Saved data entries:
Content starts

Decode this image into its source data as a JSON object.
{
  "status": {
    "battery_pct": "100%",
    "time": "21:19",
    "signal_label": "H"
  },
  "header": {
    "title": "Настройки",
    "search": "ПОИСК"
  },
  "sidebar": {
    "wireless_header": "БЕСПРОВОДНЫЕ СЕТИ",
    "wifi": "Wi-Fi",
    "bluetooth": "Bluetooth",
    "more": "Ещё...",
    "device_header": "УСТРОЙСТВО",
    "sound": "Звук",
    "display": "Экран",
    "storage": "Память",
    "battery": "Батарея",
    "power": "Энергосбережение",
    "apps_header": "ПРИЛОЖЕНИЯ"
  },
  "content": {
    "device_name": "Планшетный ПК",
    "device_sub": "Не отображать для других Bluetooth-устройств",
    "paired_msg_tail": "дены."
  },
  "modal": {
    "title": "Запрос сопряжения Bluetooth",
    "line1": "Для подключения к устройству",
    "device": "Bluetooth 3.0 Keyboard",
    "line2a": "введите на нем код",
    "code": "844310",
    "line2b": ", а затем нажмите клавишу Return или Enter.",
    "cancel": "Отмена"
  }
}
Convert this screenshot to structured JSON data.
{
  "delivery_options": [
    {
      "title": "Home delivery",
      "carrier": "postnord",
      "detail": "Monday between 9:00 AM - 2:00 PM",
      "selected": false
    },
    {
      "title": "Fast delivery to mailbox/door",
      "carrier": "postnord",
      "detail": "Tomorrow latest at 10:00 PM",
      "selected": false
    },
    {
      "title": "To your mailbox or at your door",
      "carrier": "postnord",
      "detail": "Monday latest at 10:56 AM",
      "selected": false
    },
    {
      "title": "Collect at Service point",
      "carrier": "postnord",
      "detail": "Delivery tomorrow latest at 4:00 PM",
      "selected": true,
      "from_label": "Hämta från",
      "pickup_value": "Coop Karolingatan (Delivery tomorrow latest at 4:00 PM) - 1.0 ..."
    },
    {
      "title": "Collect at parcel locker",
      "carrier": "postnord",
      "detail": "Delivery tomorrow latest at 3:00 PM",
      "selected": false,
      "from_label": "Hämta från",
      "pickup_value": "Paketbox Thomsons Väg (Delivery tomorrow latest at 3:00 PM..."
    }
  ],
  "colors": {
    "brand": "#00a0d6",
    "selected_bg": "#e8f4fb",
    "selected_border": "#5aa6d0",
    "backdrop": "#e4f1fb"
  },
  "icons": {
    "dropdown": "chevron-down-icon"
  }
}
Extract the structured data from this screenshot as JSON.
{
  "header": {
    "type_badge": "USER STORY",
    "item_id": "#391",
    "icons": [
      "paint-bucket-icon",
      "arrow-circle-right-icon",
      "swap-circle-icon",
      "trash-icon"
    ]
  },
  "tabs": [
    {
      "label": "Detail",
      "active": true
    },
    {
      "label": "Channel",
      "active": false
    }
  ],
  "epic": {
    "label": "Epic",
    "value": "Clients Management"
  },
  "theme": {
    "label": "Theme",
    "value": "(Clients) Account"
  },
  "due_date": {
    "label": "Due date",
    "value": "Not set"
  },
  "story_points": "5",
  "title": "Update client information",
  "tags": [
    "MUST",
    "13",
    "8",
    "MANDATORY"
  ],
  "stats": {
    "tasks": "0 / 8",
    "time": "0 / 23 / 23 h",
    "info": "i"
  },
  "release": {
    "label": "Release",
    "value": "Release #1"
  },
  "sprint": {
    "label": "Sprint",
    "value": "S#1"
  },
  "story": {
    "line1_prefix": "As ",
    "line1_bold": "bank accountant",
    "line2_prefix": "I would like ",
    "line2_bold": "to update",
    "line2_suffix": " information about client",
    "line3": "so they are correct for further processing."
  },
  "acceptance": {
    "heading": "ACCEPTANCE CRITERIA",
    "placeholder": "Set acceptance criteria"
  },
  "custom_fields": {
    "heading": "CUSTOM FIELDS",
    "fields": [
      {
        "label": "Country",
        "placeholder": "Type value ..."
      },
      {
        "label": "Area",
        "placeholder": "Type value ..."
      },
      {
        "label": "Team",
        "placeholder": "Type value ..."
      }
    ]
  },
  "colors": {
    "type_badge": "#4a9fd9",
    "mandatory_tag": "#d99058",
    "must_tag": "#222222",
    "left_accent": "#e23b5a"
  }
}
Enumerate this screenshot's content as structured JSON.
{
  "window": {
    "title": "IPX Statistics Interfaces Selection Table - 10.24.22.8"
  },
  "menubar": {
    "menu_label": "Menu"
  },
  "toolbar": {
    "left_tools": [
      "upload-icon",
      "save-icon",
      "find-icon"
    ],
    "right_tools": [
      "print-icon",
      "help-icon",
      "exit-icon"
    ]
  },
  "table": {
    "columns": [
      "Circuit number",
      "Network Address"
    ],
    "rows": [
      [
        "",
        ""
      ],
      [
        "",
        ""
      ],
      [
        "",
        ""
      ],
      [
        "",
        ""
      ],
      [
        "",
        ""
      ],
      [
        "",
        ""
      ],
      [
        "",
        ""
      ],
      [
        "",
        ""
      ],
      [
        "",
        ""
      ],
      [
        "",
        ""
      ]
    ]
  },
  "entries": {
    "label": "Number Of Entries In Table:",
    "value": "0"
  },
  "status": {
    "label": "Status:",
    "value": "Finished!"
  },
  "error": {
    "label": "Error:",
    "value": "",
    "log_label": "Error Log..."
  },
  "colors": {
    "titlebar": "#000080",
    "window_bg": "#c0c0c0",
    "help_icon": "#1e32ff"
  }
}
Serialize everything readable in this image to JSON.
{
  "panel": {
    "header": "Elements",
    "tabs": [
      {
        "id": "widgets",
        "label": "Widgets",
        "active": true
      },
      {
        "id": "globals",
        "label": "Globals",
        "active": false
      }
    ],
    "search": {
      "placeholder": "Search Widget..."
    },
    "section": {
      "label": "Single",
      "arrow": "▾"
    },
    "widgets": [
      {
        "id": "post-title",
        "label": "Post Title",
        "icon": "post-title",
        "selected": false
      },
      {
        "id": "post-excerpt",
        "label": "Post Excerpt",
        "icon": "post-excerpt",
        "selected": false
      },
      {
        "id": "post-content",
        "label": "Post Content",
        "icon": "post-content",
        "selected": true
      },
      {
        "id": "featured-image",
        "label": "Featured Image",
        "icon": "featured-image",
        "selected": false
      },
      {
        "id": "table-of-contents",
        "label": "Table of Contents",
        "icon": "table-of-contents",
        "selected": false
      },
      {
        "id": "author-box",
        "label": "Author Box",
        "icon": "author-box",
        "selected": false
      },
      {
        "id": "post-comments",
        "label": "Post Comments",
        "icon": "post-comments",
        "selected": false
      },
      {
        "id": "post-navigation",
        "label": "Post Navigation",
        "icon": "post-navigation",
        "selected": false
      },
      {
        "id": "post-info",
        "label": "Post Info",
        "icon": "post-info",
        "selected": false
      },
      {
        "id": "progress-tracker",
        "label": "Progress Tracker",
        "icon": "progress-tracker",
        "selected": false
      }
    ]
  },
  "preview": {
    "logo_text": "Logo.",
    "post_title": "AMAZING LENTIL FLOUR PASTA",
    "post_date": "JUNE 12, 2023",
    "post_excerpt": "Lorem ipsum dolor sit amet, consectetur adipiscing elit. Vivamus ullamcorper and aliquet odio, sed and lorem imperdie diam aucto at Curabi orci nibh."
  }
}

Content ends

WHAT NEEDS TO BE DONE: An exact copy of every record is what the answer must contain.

SOLUTION BELOW:
Decode this image into its source data as a JSON object.
{
  "status": {
    "battery_pct": "100%",
    "time": "21:19",
    "signal_label": "H"
  },
  "header": {
    "title": "Настройки",
    "search": "ПОИСК"
  },
  "sidebar": {
    "wireless_header": "БЕСПРОВОДНЫЕ СЕТИ",
    "wifi": "Wi-Fi",
    "bluetooth": "Bluetooth",
    "more": "Ещё...",
    "device_header": "УСТРОЙСТВО",
    "sound": "Звук",
    "display": "Экран",
    "storage": "Память",
    "battery": "Батарея",
    "power": "Энергосбережение",
    "apps_header": "ПРИЛОЖЕНИЯ"
  },
  "content": {
    "device_name": "Планшетный ПК",
    "device_sub": "Не отображать для других Bluetooth-устройств",
    "paired_msg_tail": "дены."
  },
  "modal": {
    "title": "Запрос сопряжения Bluetooth",
    "line1": "Для подключения к устройству",
    "device": "Bluetooth 3.0 Keyboard",
    "line2a": "введите на нем код",
    "code": "844310",
    "line2b": ", а затем нажмите клавишу Return или Enter.",
    "cancel": "Отмена"
  }
}
Convert this screenshot to structured JSON data.
{
  "delivery_options": [
    {
      "title": "Home delivery",
      "carrier": "postnord",
      "detail": "Monday between 9:00 AM - 2:00 PM",
      "selected": false
    },
    {
      "title": "Fast delivery to mailbox/door",
      "carrier": "postnord",
      "detail": "Tomorrow latest at 10:00 PM",
      "selected": false
    },
    {
      "title": "To your mailbox or at your door",
      "carrier": "postnord",
      "detail": "Monday latest at 10:56 AM",
      "selected": false
    },
    {
      "title": "Collect at Service point",
      "carrier": "postnord",
      "detail": "Delivery tomorrow latest at 4:00 PM",
      "selected": true,
      "from_label": "Hämta från",
      "pickup_value": "Coop Karolingatan (Delivery tomorrow latest at 4:00 PM) - 1.0 ..."
    },
    {
      "title": "Collect at parcel locker",
      "carrier": "postnord",
      "detail": "Delivery tomorrow latest at 3:00 PM",
      "selected": false,
      "from_label": "Hämta från",
      "pickup_value": "Paketbox Thomsons Väg (Delivery tomorrow latest at 3:00 PM..."
    }
  ],
  "colors": {
    "brand": "#00a0d6",
    "selected_bg": "#e8f4fb",
    "selected_border": "#5aa6d0",
    "backdrop": "#e4f1fb"
  },
  "icons": {
    "dropdown": "chevron-down-icon"
  }
}
Extract the structured data from this screenshot as JSON.
{
  "header": {
    "type_badge": "USER STORY",
    "item_id": "#391",
    "icons": [
      "paint-bucket-icon",
      "arrow-circle-right-icon",
      "swap-circle-icon",
      "trash-icon"
    ]
  },
  "tabs": [
    {
      "label": "Detail",
      "active": true
    },
    {
      "label": "Channel",
      "active": false
    }
  ],
  "epic": {
    "label": "Epic",
    "value": "Clients Management"
  },
  "theme": {
    "label": "Theme",
    "value": "(Clients) Account"
  },
  "due_date": {
    "label": "Due date",
    "value": "Not set"
  },
  "story_points": "5",
  "title": "Update client information",
  "tags": [
    "MUST",
    "13",
    "8",
    "MANDATORY"
  ],
  "stats": {
    "tasks": "0 / 8",
    "time": "0 / 23 / 23 h",
    "info": "i"
  },
  "release": {
    "label": "Release",
    "value": "Release #1"
  },
  "sprint": {
    "label": "Sprint",
    "value": "S#1"
  },
  "story": {
    "line1_prefix": "As ",
    "line1_bold": "bank accountant",
    "line2_prefix": "I would like ",
    "line2_bold": "to update",
    "line2_suffix": " information about client",
    "line3": "so they are correct for further processing."
  },
  "acceptance": {
    "heading": "ACCEPTANCE CRITERIA",
    "placeholder": "Set acceptance criteria"
  },
  "custom_fields": {
    "heading": "CUSTOM FIELDS",
    "fields": [
      {
        "label": "Country",
        "placeholder": "Type value ..."
      },
      {
        "label": "Area",
        "placeholder": "Type value ..."
      },
      {
        "label": "Team",
        "placeholder": "Type value ..."
      }
    ]
  },
  "colors": {
    "type_badge": "#4a9fd9",
    "mandatory_tag": "#d99058",
    "must_tag": "#222222",
    "left_accent": "#e23b5a"
  }
}
Enumerate this screenshot's content as structured JSON.
{
  "window": {
    "title": "IPX Statistics Interfaces Selection Table - 10.24.22.8"
  },
  "menubar": {
    "menu_label": "Menu"
  },
  "toolbar": {
    "left_tools": [
      "upload-icon",
      "save-icon",
      "find-icon"
    ],
    "right_tools": [
      "print-icon",
      "help-icon",
      "exit-icon"
    ]
  },
  "table": {
    "columns": [
      "Circuit number",
      "Network Address"
    ],
    "rows": [
      [
        "",
        ""
      ],
      [
        "",
        ""
      ],
      [
        "",
        ""
      ],
      [
        "",
        ""
      ],
      [
        "",
        ""
      ],
      [
        "",
        ""
      ],
      [
        "",
        ""
      ],
      [
        "",
        ""
      ],
      [
        "",
        ""
      ],
      [
        "",
        ""
      ]
    ]
  },
  "entries": {
    "label": "Number Of Entries In Table:",
    "value": "0"
  },
  "status": {
    "label": "Status:",
    "value": "Finished!"
  },
  "error": {
    "label": "Error:",
    "value": "",
    "log_label": "Error Log..."
  },
  "colors": {
    "titlebar": "#000080",
    "window_bg": "#c0c0c0",
    "help_icon": "#1e32ff"
  }
}
Serialize everything readable in this image to JSON.
{
  "panel": {
    "header": "Elements",
    "tabs": [
      {
        "id": "widgets",
        "label": "Widgets",
        "active": true
      },
      {
        "id": "globals",
        "label": "Globals",
        "active": false
      }
    ],
    "search": {
      "placeholder": "Search Widget..."
    },
    "section": {
      "label": "Single",
      "arrow": "▾"
    },
    "widgets": [
      {
        "id": "post-title",
        "label": "Post Title",
        "icon": "post-title",
        "selected": false
      },
      {
        "id": "post-excerpt",
        "label": "Post Excerpt",
        "icon": "post-excerpt",
        "selected": false
      },
      {
        "id": "post-content",
        "label": "Post Content",
        "icon": "post-content",
        "selected": true
      },
      {
        "id": "featured-image",
        "label": "Featured Image",
        "icon": "featured-image",
        "selected": false
      },
      {
        "id": "table-of-contents",
        "label": "Table of Contents",
        "icon": "table-of-contents",
        "selected": false
      },
      {
        "id": "author-box",
        "label": "Author Box",
        "icon": "author-box",
        "selected": false
      },
      {
        "id": "post-comments",
        "label": "Post Comments",
        "icon": "post-comments",
        "selected": false
      },
      {
        "id": "post-navigation",
        "label": "Post Navigation",
        "icon": "post-navigation",
        "selected": false
      },
      {
        "id": "post-info",
        "label": "Post Info",
        "icon": "post-info",
        "selected": false
      },
      {
        "id": "progress-tracker",
        "label": "Progress Tracker",
        "icon": "progress-tracker",
        "selected": false
      }
    ]
  },
  "preview": {
    "logo_text": "Logo.",
    "post_title": "AMAZING LENTIL FLOUR PASTA",
    "post_date": "JUNE 12, 2023",
    "post_excerpt": "Lorem ipsum dolor sit amet, consectetur adipiscing elit. Vivamus ullamcorper and aliquet odio, sed and lorem imperdie diam aucto at Curabi orci nibh."
  }
}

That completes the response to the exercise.